“While this was partially due to a stepping up of enforcement action, he said people must not be afraid to stand up to those who litter and remind these people to keep the surroundings clean” (Balakrishnan Urges Stand Against Littering As Summonses Double, Kimberly Spykerman).
Calls by Prime Minister Lee Hsien Loong and Emeritus Senior Minister Goh Chok Tong for Singaporeans to clean up after themselves – after trash was left behind at the Laneway music festival (TODAY, Feb. 2) – might have stirred some to be more conscious, but they also stirred xenophobic sentiments on the Internet. While denying the culpability of “true-blue Singaporeans” (whatever that is supposed to mean), many railed against foreigners and new citizens for creating the mess. Eccentric perspectives backed only by prejudice.

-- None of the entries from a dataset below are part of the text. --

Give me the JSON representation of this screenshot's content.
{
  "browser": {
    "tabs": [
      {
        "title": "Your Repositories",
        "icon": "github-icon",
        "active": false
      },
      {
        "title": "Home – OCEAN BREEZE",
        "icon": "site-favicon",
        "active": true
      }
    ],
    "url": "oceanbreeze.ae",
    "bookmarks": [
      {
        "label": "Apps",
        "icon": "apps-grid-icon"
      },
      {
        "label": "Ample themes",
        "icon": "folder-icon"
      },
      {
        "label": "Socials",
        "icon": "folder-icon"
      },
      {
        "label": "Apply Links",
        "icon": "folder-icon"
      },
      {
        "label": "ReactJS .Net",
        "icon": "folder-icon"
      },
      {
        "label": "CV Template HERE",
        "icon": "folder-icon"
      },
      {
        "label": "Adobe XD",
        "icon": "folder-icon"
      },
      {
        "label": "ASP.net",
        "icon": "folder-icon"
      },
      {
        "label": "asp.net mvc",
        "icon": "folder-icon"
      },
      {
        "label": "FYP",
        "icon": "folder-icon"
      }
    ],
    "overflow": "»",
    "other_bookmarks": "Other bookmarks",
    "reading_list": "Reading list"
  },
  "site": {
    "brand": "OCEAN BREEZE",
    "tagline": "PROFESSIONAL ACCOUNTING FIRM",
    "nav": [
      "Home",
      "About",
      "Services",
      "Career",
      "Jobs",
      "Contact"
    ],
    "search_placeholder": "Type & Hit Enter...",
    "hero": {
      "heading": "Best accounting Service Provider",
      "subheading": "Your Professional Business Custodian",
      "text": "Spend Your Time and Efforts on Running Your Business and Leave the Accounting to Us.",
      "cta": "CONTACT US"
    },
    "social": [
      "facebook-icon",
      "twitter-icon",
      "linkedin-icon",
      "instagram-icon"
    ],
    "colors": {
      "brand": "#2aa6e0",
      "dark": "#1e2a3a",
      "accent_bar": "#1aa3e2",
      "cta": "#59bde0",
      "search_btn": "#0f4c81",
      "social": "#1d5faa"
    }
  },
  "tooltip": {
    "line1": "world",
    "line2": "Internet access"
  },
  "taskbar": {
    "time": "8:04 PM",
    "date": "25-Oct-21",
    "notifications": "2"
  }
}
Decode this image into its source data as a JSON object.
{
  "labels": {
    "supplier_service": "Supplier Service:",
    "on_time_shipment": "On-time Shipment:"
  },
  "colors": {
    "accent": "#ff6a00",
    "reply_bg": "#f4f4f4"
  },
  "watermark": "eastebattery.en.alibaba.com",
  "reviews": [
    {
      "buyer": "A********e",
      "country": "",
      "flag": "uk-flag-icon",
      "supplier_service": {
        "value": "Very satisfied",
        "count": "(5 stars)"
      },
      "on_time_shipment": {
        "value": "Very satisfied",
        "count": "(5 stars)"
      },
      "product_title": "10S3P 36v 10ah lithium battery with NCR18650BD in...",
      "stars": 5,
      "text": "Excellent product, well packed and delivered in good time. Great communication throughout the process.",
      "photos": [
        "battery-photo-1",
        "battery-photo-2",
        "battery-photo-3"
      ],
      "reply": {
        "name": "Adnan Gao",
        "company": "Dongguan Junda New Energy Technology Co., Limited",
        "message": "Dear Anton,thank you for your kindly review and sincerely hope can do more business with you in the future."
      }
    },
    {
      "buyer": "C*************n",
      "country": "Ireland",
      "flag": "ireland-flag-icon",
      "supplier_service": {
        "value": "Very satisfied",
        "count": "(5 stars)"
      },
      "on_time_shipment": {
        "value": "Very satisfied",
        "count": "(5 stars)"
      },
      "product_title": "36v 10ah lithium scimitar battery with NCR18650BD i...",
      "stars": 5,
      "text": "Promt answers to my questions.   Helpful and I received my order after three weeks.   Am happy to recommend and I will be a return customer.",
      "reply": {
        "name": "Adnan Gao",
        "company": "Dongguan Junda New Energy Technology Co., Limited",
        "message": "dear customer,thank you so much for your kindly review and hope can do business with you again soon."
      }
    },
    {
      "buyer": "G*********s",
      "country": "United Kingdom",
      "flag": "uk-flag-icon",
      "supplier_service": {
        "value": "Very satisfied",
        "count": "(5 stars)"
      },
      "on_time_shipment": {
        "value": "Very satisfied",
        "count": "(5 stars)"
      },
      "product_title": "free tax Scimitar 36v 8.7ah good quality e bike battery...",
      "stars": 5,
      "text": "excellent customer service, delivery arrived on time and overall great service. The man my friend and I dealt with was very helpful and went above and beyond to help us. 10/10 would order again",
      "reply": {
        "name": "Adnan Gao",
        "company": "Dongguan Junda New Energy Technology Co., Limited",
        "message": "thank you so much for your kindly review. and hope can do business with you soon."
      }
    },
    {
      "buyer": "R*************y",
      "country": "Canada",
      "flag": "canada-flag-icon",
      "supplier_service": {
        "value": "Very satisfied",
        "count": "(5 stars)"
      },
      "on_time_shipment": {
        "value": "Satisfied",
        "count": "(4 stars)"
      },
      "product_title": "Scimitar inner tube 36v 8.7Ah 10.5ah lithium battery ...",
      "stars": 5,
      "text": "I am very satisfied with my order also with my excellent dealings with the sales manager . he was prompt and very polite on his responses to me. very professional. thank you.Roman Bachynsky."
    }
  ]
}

This is not the first time we have been asked to clean up our act. Singapore has a long (and unfortunate) history of national campaigns – such as the “Keep Singapore Clean” campaign launched in 1968 and the “Clean and Green Week” campaign launched in 1990 – reminding Singaporeans to do so. Led by the National Environment Agency (NEA), the Clean and Green Singapore campaign of today similarly “aims to inspire Singaporeans to care for and protect our living environment by adopting an environmentally-friendly lifestyle”.
Perhaps punitive measures are more effective. The 19,000 summonses issued for littering in 2014 – two times more than 2013 – could point to greater indiscretion, though more information could be furnished on the enforcement efforts. The long-term trend of these summonses could also be studied together with the intensity of both enforcement efforts (measured based on legislation or the number of officers, for instance) and preventative endeavours (the number of activities or outreach achieved by the aforementioned campaigns).
Ascertaining the latter would be useful for the NEA when it is planning new ways to engage the public beyond the “Clean and Green Week” initiative. It is convenient to proclaim success through feedback exercises with participants claiming that they learnt something, yet much harder to track behavioural changes as a result of a programme. Cognisant that the deterrent effect of punishments is limited (a quick look at the number of re-offenders might justify this), the ultimate intent is therefore for Singaporeans to manage their consumption habits and take greater responsibility in public spaces. Mindsets must shift.
The tone of the message matters too. Mr. Goh’s Facebook remarks that “cleanliness is a character thing [which] shows you who you really are” were harsh, and it is not necessarily accurate to equate one’s character with the level of civic-mindedness. This change to clean up our act must come, but it will only come collaboratively.
A version of this article was published in TODAY.